In order to be convicted of a crime, it typically must be proven that the person both committed the act (the actus reus, meaning “guilty act”) and intended the act (the mens rea, meaning “guilty mind”).

However, for many driving-related offences, a person can be found responsible even if they did not mean to do anything wrong. In these situations, a judge doesn’t have to look at what the person themselves was thinking. Instead, they will look at what an ordinary, “reasonable person” would have done. If the actions of the accused person and the “reasonable person” are very different, this is called a “marked departure from the standard of care.” This “marked departure” is the mens rea for crimes like dangerous driving causing death.

One example is the case of Mr. Chung. He was charged with dangerous driving causing death in 2015. Mr. Chung was driving on a street with a speed limit of 50km/h. Over the span of one block, just before a major intersection, Mr. Chung moved into the curb lane. He passed at least one car on the right and dodged another while accelerating to 140 km/h. He then hit a car that was turning left. The driver of the other car died.

At trial, the judge found that while speeding and driving as Mr. Chung did certainly amounts to dangerous driving (the actus reus), the judge had doubts that Mr. Chung had the guilty mind. The judge determined that brief speeding, on its own, is not enough to establish the guilty mind for the offence of dangerous driving causing death.

The Court of Appeal held that that finding was a legal error. They replaced the acquittal and found Mr. Chung guilty. Mr. Chung then appealed to the Supreme Court of Canada.

On March 27, 2020, the Supreme Court released its decision: they upheld Mr. Chung’s conviction, as they agreed that even a brief amount of speeding can establish a guilty mind for the offence of dangerous driving causing death.

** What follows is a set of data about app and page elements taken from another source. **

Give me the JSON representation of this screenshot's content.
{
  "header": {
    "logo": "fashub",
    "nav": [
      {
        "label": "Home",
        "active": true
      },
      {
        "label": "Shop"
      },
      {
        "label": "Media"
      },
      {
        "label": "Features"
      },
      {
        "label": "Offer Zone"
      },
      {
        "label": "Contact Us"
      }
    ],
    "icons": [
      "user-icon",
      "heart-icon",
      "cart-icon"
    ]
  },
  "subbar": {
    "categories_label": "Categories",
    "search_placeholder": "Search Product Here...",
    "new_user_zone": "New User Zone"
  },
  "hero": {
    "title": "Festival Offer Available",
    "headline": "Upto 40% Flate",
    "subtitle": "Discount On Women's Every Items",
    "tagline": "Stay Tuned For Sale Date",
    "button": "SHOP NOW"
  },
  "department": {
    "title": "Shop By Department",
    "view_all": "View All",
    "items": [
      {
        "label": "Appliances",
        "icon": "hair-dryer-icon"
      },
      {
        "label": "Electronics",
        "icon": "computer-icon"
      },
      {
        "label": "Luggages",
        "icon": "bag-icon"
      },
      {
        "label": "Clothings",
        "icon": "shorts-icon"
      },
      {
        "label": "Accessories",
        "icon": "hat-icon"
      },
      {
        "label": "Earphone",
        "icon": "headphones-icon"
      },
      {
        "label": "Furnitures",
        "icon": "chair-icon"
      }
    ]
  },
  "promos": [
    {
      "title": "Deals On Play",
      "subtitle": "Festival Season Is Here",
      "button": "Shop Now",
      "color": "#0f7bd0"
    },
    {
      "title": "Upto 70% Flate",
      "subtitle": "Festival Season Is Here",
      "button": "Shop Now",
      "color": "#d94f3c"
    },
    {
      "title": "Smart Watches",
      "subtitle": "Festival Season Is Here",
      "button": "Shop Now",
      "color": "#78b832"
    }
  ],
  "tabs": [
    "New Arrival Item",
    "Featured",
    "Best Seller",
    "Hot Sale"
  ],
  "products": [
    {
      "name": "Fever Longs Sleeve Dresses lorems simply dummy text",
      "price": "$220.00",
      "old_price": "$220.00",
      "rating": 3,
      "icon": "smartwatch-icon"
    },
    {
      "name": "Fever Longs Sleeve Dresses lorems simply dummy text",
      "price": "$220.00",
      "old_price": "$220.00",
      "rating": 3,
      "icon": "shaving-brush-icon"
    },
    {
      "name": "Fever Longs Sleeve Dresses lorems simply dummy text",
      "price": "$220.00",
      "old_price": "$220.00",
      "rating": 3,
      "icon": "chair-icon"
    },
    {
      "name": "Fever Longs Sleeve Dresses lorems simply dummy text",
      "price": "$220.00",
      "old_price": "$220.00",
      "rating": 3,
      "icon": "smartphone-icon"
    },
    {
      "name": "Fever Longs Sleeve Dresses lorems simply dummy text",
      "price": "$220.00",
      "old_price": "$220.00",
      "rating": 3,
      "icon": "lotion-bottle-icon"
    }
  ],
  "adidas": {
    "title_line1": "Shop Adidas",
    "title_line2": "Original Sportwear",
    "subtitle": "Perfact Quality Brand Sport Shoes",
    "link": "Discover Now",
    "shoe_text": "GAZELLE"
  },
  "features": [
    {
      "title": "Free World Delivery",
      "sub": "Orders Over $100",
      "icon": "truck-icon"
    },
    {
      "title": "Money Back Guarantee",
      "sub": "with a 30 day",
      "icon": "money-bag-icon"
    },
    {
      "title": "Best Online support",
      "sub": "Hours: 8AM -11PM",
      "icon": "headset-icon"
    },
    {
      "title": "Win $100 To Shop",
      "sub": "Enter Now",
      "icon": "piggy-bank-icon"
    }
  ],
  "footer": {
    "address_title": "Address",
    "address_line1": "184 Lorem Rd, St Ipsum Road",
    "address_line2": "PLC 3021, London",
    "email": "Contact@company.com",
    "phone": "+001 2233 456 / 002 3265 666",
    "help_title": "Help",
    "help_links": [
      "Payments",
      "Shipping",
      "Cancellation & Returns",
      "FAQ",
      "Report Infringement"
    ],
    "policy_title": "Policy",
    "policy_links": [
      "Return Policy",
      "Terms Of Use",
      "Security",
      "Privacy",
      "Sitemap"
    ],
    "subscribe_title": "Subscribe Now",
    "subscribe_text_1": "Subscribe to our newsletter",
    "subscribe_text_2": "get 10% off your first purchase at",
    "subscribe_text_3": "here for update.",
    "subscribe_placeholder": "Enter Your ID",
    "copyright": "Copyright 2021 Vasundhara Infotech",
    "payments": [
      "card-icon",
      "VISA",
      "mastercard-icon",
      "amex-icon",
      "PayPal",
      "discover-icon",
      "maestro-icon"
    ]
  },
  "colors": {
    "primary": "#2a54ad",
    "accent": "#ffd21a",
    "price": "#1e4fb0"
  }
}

In particular, the SCC took issue with the trial judge’s ruling that brief speeding, without more, cannot make out the guilty mind. The trial judge had come to this conclusion by comparing what Mr. Chung had done against other dangerous driving convictions where more egregious behavior was present.

What the trial judge should have done first is analyzed whether a reasonable person in these circumstances would have foreseen a danger to the public and what they would have done in the situation. The trial judge should then have compared this to what Mr. Chung did, to ultimately decide if his conduct was a marked departure from the reasonable person’s.

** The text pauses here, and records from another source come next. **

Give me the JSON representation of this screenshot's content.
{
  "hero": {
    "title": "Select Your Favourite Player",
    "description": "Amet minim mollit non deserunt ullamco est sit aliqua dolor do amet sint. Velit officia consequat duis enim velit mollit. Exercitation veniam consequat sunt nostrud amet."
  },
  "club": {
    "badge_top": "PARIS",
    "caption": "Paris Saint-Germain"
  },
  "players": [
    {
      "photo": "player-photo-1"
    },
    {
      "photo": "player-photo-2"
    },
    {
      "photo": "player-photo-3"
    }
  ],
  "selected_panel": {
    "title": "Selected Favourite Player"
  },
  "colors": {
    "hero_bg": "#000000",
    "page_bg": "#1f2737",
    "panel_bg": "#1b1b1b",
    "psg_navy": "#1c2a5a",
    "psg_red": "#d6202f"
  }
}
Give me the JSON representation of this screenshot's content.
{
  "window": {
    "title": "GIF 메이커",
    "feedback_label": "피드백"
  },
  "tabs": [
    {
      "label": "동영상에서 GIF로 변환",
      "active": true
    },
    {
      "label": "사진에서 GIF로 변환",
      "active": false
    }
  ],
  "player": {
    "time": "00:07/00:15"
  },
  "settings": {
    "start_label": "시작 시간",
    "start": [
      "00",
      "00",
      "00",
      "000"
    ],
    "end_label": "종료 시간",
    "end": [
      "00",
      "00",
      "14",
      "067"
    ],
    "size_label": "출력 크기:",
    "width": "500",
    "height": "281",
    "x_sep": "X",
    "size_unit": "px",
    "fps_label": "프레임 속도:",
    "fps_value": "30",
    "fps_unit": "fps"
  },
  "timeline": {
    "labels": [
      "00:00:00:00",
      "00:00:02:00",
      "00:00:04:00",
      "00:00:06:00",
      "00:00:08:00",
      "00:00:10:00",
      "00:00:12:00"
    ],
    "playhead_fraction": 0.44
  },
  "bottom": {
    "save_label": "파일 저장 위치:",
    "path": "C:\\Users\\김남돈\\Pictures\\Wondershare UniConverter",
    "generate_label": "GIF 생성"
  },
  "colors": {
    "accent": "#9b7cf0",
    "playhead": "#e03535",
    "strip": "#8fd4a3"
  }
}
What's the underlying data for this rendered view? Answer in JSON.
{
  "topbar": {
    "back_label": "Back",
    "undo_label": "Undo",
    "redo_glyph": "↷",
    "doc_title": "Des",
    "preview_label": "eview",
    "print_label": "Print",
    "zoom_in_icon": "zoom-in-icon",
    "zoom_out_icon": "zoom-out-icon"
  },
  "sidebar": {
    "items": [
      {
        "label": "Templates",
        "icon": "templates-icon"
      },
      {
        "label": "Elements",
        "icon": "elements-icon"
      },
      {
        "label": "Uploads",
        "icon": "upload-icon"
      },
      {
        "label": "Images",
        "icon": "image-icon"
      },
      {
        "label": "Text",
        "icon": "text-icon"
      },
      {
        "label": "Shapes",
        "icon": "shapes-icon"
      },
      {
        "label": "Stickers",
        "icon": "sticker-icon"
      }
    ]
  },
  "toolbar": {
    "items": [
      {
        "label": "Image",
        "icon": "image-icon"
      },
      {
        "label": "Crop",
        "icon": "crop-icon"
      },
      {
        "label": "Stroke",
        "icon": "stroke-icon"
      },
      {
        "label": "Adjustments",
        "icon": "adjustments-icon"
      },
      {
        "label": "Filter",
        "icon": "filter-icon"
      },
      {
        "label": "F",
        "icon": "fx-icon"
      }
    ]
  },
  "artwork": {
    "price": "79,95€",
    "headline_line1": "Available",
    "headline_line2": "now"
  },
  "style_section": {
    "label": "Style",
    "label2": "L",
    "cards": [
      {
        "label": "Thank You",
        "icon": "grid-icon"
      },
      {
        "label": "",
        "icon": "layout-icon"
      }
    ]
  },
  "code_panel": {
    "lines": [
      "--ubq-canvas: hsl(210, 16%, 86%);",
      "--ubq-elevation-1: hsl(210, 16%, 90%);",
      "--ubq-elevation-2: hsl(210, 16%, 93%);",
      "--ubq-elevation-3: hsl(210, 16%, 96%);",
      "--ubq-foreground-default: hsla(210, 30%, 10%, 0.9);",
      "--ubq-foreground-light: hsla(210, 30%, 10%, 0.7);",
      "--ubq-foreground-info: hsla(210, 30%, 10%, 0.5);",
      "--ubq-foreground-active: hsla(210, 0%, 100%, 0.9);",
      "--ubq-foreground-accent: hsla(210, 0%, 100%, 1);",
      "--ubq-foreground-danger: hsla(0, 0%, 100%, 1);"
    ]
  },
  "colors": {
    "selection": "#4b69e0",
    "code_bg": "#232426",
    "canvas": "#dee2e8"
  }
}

Put differently, the SCC found Mr. Chung’s behavior (a brief period of rapidly changing lanes and accelerating towards an intersection) is not comparable to momentary mistakes that may be made by any reasonable driver. Momentary mistakes should not be equated with a guilty mind.

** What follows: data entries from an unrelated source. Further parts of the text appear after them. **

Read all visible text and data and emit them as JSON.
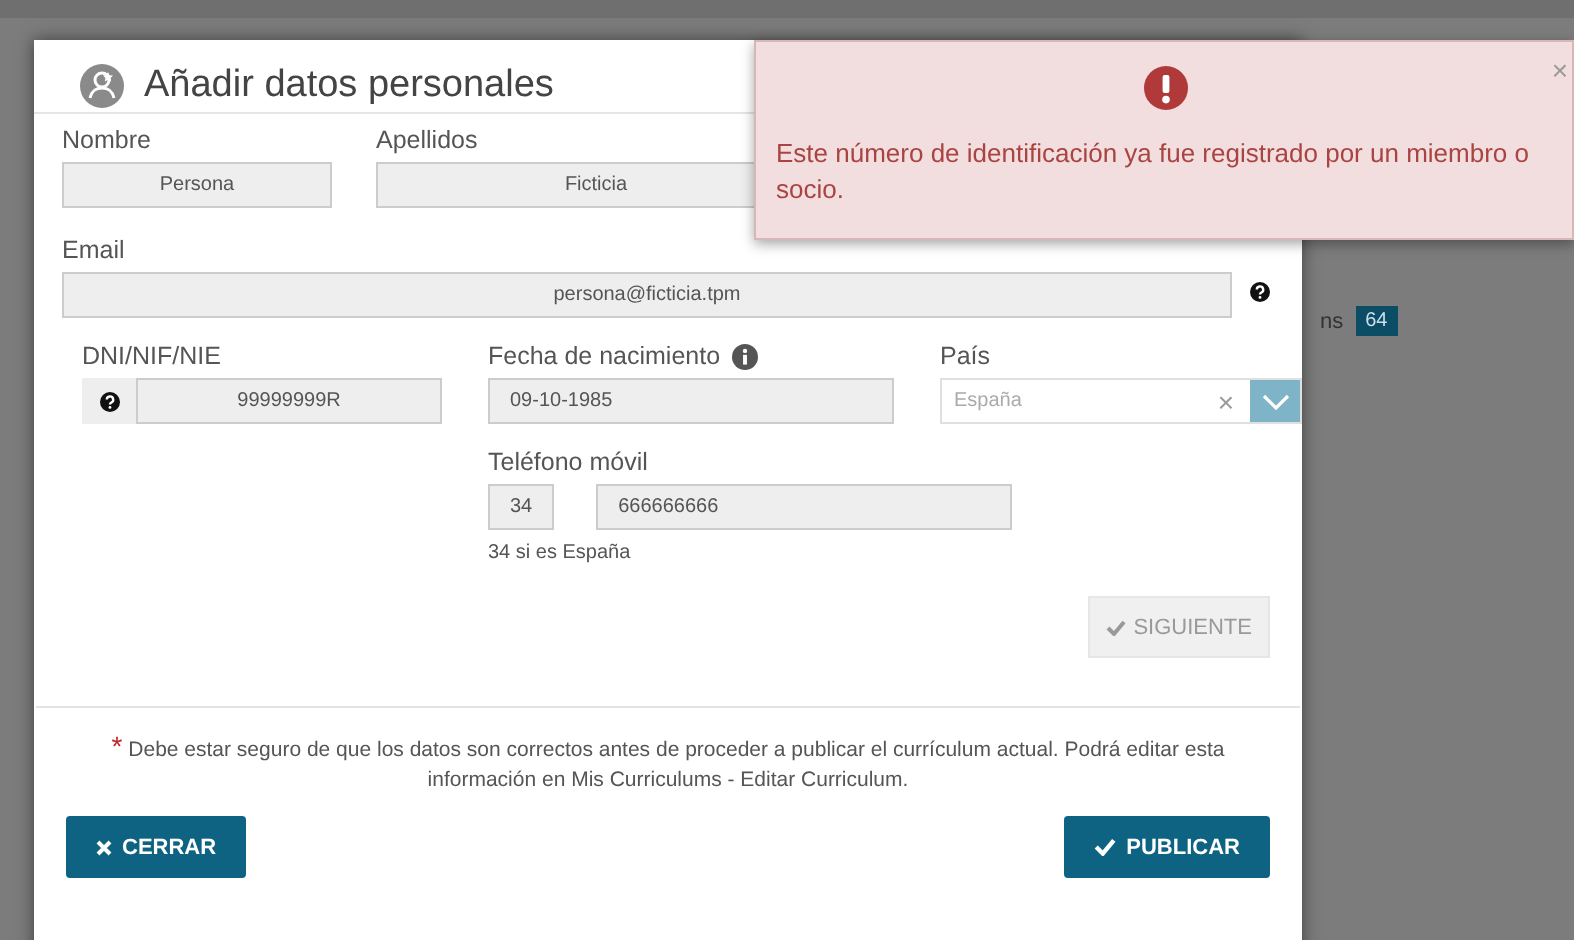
{
  "background": {
    "tab_label": "ns",
    "badge": "64"
  },
  "dialog": {
    "title": "Añadir datos personales",
    "fields": [
      {
        "label": "Nombre",
        "value": "Persona"
      },
      {
        "label": "Apellidos",
        "value": "Ficticia"
      },
      {
        "label": "Email",
        "value": "persona@ficticia.tpm"
      },
      {
        "label": "DNI/NIF/NIE",
        "value": "99999999R"
      },
      {
        "label": "Fecha de nacimiento",
        "value": "09-10-1985"
      },
      {
        "label": "País",
        "placeholder": "España",
        "clear": "×"
      },
      {
        "label": "Teléfono móvil",
        "prefix": "34",
        "value": "666666666",
        "hint": "34 si es España"
      }
    ],
    "next_button": {
      "label": "SIGUIENTE",
      "disabled": true
    },
    "note": {
      "mark": "*",
      "text": "Debe estar seguro de que los datos son correctos antes de proceder a publicar el currículum actual. Podrá editar esta información en Mis Curriculums - Editar Curriculum."
    },
    "buttons": [
      {
        "label": "CERRAR",
        "kind": "close"
      },
      {
        "label": "PUBLICAR",
        "kind": "confirm"
      }
    ]
  },
  "alert": {
    "message": "Este número de identificación ya fue registrado por un miembro o socio.",
    "close": "×"
  }
}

If you or someone you know has been charged with a driving offence, please contact the team at DeMelo Law so that we can provide legal advice.